Every record below is to be retyped exactly, with the pictures left out.

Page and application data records
►
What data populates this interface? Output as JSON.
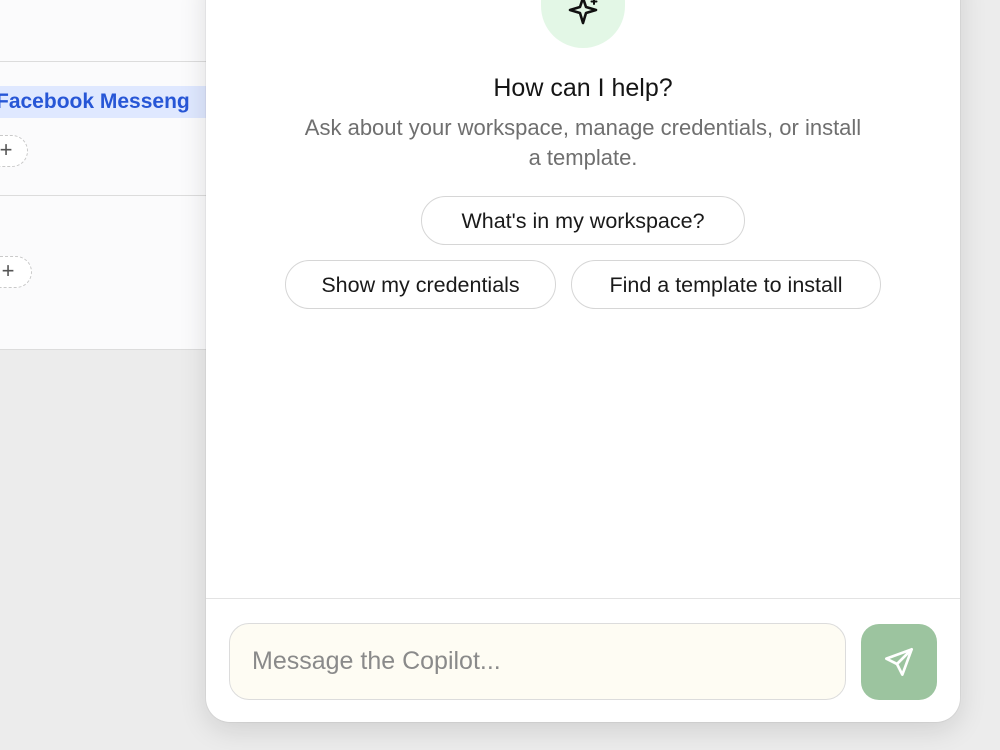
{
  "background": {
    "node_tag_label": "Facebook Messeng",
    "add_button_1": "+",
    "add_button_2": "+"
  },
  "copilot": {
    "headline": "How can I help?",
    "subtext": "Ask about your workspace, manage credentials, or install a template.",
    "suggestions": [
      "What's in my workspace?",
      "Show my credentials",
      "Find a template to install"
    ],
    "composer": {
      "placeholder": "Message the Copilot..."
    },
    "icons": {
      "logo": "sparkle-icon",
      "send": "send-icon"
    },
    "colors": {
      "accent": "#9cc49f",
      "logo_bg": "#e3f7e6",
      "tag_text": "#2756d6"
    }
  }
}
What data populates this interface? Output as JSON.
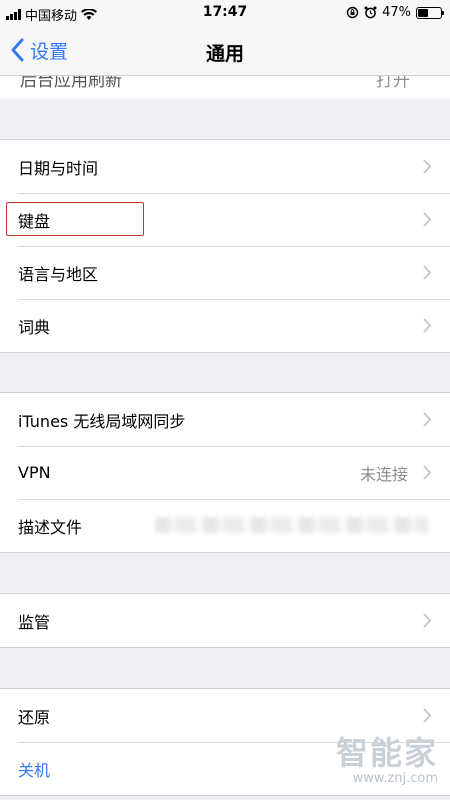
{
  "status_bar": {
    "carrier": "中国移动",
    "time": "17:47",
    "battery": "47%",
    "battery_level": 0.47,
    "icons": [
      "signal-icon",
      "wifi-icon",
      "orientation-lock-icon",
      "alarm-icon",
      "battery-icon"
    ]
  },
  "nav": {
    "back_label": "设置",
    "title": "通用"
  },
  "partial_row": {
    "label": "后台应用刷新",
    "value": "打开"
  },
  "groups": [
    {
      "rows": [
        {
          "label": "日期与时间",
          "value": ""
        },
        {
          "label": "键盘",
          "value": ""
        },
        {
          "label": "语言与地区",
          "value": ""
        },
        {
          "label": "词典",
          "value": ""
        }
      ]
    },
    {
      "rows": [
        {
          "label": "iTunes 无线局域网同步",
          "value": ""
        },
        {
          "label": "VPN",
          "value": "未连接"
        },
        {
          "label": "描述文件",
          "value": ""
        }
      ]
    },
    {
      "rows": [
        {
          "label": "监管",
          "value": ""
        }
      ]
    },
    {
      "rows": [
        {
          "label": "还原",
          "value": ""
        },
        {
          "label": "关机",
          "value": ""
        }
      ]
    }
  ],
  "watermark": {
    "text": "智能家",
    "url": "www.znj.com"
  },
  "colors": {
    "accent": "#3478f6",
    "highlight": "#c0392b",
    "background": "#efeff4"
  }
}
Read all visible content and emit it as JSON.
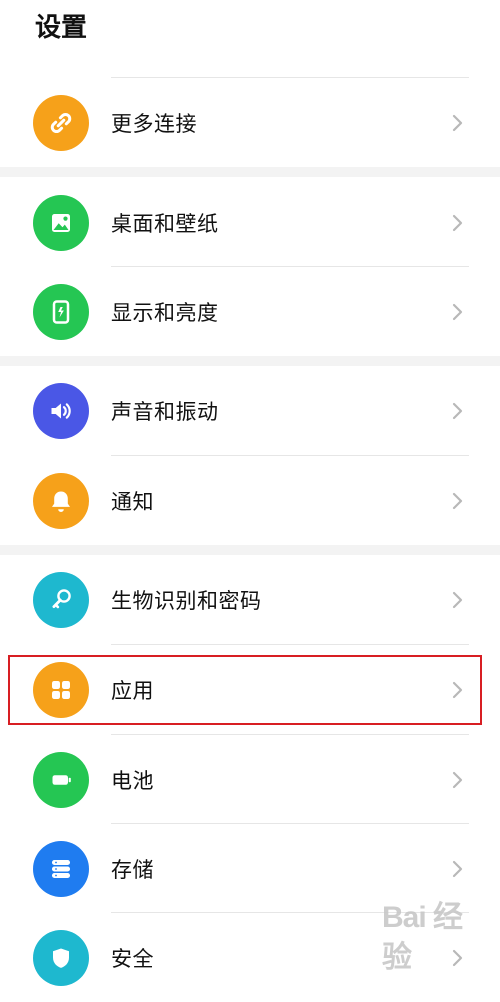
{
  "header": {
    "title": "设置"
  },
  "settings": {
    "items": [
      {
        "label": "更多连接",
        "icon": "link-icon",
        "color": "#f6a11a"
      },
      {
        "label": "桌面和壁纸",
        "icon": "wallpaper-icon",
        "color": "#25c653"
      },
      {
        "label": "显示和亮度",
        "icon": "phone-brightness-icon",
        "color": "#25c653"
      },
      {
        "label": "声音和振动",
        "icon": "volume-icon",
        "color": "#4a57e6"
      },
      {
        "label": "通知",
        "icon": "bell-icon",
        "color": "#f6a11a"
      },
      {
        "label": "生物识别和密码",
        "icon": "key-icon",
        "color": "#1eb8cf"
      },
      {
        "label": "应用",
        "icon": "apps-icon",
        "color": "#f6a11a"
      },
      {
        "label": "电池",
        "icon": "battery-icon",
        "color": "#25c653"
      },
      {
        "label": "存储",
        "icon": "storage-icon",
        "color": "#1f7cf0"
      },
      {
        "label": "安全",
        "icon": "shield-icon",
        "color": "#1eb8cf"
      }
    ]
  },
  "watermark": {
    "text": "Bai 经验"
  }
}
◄
→ THE ANSWER
What data populates this interface? Output as JSON.
{
  "background": {
    "node_tag_label": "Facebook Messeng",
    "add_button_1": "+",
    "add_button_2": "+"
  },
  "copilot": {
    "headline": "How can I help?",
    "subtext": "Ask about your workspace, manage credentials, or install a template.",
    "suggestions": [
      "What's in my workspace?",
      "Show my credentials",
      "Find a template to install"
    ],
    "composer": {
      "placeholder": "Message the Copilot..."
    },
    "icons": {
      "logo": "sparkle-icon",
      "send": "send-icon"
    },
    "colors": {
      "accent": "#9cc49f",
      "logo_bg": "#e3f7e6",
      "tag_text": "#2756d6"
    }
  }
}
What data populates this interface? Output as JSON.
{
  "status_bar": {
    "carrier": "中国移动",
    "time": "17:47",
    "battery": "47%",
    "battery_level": 0.47,
    "icons": [
      "signal-icon",
      "wifi-icon",
      "orientation-lock-icon",
      "alarm-icon",
      "battery-icon"
    ]
  },
  "nav": {
    "back_label": "设置",
    "title": "通用"
  },
  "partial_row": {
    "label": "后台应用刷新",
    "value": "打开"
  },
  "groups": [
    {
      "rows": [
        {
          "label": "日期与时间",
          "value": ""
        },
        {
          "label": "键盘",
          "value": ""
        },
        {
          "label": "语言与地区",
          "value": ""
        },
        {
          "label": "词典",
          "value": ""
        }
      ]
    },
    {
      "rows": [
        {
          "label": "iTunes 无线局域网同步",
          "value": ""
        },
        {
          "label": "VPN",
          "value": "未连接"
        },
        {
          "label": "描述文件",
          "value": ""
        }
      ]
    },
    {
      "rows": [
        {
          "label": "监管",
          "value": ""
        }
      ]
    },
    {
      "rows": [
        {
          "label": "还原",
          "value": ""
        },
        {
          "label": "关机",
          "value": ""
        }
      ]
    }
  ],
  "watermark": {
    "text": "智能家",
    "url": "www.znj.com"
  },
  "colors": {
    "accent": "#3478f6",
    "highlight": "#c0392b",
    "background": "#efeff4"
  }
}
Read all visible content and emit it as JSON.
{
  "header": {
    "title": "设置"
  },
  "settings": {
    "items": [
      {
        "label": "更多连接",
        "icon": "link-icon",
        "color": "#f6a11a"
      },
      {
        "label": "桌面和壁纸",
        "icon": "wallpaper-icon",
        "color": "#25c653"
      },
      {
        "label": "显示和亮度",
        "icon": "phone-brightness-icon",
        "color": "#25c653"
      },
      {
        "label": "声音和振动",
        "icon": "volume-icon",
        "color": "#4a57e6"
      },
      {
        "label": "通知",
        "icon": "bell-icon",
        "color": "#f6a11a"
      },
      {
        "label": "生物识别和密码",
        "icon": "key-icon",
        "color": "#1eb8cf"
      },
      {
        "label": "应用",
        "icon": "apps-icon",
        "color": "#f6a11a"
      },
      {
        "label": "电池",
        "icon": "battery-icon",
        "color": "#25c653"
      },
      {
        "label": "存储",
        "icon": "storage-icon",
        "color": "#1f7cf0"
      },
      {
        "label": "安全",
        "icon": "shield-icon",
        "color": "#1eb8cf"
      }
    ]
  },
  "watermark": {
    "text": "Bai 经验"
  }
}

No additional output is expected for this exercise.